**Exercise:**
How many lines in the records below hold the word "Order"? Answer with the number alone.

**Entries provided:**
-------

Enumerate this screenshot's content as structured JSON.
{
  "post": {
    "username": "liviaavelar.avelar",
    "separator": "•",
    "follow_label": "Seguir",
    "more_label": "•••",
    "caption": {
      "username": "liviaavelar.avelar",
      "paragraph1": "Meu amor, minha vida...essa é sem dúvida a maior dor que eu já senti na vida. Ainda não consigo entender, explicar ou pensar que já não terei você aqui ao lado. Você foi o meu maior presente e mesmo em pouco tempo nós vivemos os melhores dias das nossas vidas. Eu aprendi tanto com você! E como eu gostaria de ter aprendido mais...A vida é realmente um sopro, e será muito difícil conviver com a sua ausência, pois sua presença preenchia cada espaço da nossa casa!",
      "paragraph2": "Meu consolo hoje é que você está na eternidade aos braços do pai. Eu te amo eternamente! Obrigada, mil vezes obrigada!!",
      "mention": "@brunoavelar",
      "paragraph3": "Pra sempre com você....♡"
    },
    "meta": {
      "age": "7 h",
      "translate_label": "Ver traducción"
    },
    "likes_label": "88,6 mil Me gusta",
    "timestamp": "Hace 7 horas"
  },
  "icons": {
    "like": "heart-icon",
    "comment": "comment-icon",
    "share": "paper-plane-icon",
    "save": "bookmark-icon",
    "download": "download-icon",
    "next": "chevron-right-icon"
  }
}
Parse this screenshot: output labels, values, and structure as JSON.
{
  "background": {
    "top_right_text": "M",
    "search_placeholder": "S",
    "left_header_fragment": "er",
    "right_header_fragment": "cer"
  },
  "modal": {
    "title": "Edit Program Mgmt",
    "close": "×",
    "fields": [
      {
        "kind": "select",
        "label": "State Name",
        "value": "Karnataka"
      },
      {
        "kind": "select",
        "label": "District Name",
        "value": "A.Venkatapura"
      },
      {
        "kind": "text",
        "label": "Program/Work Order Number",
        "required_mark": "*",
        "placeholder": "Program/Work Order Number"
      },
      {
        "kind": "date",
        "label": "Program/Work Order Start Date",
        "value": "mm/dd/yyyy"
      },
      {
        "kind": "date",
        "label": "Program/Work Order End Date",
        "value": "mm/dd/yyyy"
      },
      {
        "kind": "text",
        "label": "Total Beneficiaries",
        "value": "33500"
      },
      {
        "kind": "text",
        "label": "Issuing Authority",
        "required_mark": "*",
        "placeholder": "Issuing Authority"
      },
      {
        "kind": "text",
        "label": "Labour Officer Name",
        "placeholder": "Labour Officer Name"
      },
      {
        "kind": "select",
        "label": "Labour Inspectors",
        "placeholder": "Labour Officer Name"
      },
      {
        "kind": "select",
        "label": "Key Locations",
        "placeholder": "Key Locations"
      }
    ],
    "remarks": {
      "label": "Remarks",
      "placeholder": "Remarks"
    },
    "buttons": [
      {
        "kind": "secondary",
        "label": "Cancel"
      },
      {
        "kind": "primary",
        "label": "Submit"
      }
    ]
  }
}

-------

**Exercise response:**
4